The health service is therefore dependent on hiring in junior doctors from India and Pakistan but the numbers needed this year far exceed those available.

As one consultant described it there is a ‘drought of non-consultant doctors.’
So, there is a major crisis looming in health provision, particularly front line services, which will probably be the worst ever experienced by that state.

The Irish Association for Emergency Medicine (IAEM) which represents consultants who work in emergency medicine, warned on Monday that many emergency departments ‘face significant challenges in maintaining 24/7 cover.’

And the IAEM said that the ‘loss of medical staff both in emergency departments and front-line specialities, compounded by worsening ED overcrowding, will undoubtedly result in even more prolonged waiting for patients ... The IAEM fears that prolonged emergency department waiting times for patients will lead to delayed treatment and potential avoidable harm.’

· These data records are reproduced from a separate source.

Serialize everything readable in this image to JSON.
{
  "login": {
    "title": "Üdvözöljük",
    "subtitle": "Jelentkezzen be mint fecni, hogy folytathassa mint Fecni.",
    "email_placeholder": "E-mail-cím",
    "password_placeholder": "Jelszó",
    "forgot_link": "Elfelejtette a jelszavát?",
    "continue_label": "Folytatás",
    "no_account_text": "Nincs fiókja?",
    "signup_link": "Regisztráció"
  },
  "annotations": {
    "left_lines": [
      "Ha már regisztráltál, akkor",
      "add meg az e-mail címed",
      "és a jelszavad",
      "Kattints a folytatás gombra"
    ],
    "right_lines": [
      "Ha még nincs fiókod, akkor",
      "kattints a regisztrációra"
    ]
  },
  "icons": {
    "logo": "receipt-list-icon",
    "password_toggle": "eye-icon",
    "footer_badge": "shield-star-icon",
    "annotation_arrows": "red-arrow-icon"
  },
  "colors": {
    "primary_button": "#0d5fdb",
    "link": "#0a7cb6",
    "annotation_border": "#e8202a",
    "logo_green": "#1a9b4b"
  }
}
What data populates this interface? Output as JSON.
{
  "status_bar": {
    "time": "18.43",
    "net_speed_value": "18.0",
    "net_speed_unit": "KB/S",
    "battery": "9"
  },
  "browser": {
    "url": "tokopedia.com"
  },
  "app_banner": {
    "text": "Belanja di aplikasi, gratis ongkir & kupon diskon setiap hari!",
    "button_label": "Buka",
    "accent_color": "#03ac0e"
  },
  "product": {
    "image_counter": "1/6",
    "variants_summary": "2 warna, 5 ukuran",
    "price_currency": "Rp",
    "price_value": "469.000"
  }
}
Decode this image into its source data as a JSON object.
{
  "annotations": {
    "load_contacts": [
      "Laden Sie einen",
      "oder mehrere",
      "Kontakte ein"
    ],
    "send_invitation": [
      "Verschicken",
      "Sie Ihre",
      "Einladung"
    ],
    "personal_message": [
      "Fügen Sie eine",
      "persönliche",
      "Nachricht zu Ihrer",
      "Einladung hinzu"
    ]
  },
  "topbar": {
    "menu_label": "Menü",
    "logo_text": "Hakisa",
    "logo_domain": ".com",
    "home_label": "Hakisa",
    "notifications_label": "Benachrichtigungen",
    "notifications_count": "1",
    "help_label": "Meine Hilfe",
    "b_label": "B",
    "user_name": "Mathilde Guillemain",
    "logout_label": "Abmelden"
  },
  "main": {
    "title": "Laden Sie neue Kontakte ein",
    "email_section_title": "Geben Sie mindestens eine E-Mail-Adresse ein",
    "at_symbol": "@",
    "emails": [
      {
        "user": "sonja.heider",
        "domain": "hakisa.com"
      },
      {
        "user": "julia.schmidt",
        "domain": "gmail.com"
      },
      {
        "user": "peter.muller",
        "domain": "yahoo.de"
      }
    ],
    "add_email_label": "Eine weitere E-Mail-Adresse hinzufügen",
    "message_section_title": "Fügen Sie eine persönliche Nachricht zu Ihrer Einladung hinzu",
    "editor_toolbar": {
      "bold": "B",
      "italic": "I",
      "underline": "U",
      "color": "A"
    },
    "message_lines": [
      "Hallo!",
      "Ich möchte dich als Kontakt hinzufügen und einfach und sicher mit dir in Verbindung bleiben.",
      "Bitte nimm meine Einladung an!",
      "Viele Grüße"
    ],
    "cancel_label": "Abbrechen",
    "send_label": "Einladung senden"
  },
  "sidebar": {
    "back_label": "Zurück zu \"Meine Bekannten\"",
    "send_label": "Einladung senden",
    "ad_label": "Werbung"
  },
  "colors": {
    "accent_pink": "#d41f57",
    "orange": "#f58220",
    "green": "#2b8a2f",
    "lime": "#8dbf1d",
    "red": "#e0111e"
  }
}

The outworking of all of this is that some Accident and Emergency units are at risk of closing; some hospitals and hospital wards are also facing closure and the future of some essential services, including the maternity and infant scheme, are also under threat.

Having spoken to those working in the health service I believe that there are a number of hospitals which are especially at risk. These include, Drogheda, Cavan, Beaumont, Castelbar, Limerick, Letterkenny, the infirmary in Cork, Portiuncula, Tullamore, Roscommon, Portlaoise, Midwestern Regional Hospital in Limerick and Waterford.

I raised this matter during leaders questions in the Dáil yesterday morning and asked the Taoiseach ‘to take immediate action to assess what the impact on services will be on the 11 July.’

I also asked the Taoiseach to come back to make a statement to the House on what plans the Government will put in place to rectify this situation.
Regrettably, the Taoiseach did not answer my question. His response was vague and there is a clear absence of the kind of clarity and leadership that is urgently needed on this issue.

The Taoiseach tried to dismiss my concerns around the shortage of junior doctors as something that arises each summer. This is disingenuous. The reality is that this year’s short fall is significantly greater than ever before and the consequence of that for the Health Service will be profound.

Our public hospitals are completely dependent on Junior Doctors.

As I have noted earlier on July 11, following the changeover in job rotations, the number of vacant junior doctor posts will be at least 400.

This will be substantially worse situation than anything seen before and will have a devastating effect on the provision of services within the healthcare system.

I have been told that in the Louth and Meath area there are at least 50 junior doctors fewer than needed. The curtailment of emergency services and longer waiting lists will result.

Frontline services, including anaesthetics, emergency medicine and trauma paediatrics, are under so much pressure that they may not be able to maintain an emergency service.

One consultant described the scene in the Mater hospital in Dublin on Monday as like a ‘war zone’. This was because there were so many patients on trolleys and ambulances waiting to discard their patients into the A&E.

Failure by the government to get to grips with this crisis means that more and more of our hospitals are going to face similar scenes in the time ahead.

1 comment:

Timothy Dougherty said...

Good issue to take on Gerry, a world order of problem. Having experienced lack of health care myself, I found it a personal problem and a real one. No only a Irish problem often a world raise consideration with difficulty in finding a lasting solution. You have to spend to provide, countries that spend a real precent of GNP on Welfare undergovernment provision 1% -7% are doing well in this hard time. Going Duch or even the German models. Supporting their people with economic assistance and real heal care promotes well-being of a nation. We want happy and prosperous healthy people. Providing better access to healthcare professionals in the primary care setting, will actually save money. Preventing for the needs of people to present to hospitals in the first place. Healthy happy working people create good economic condition of finance. thanks again Gerry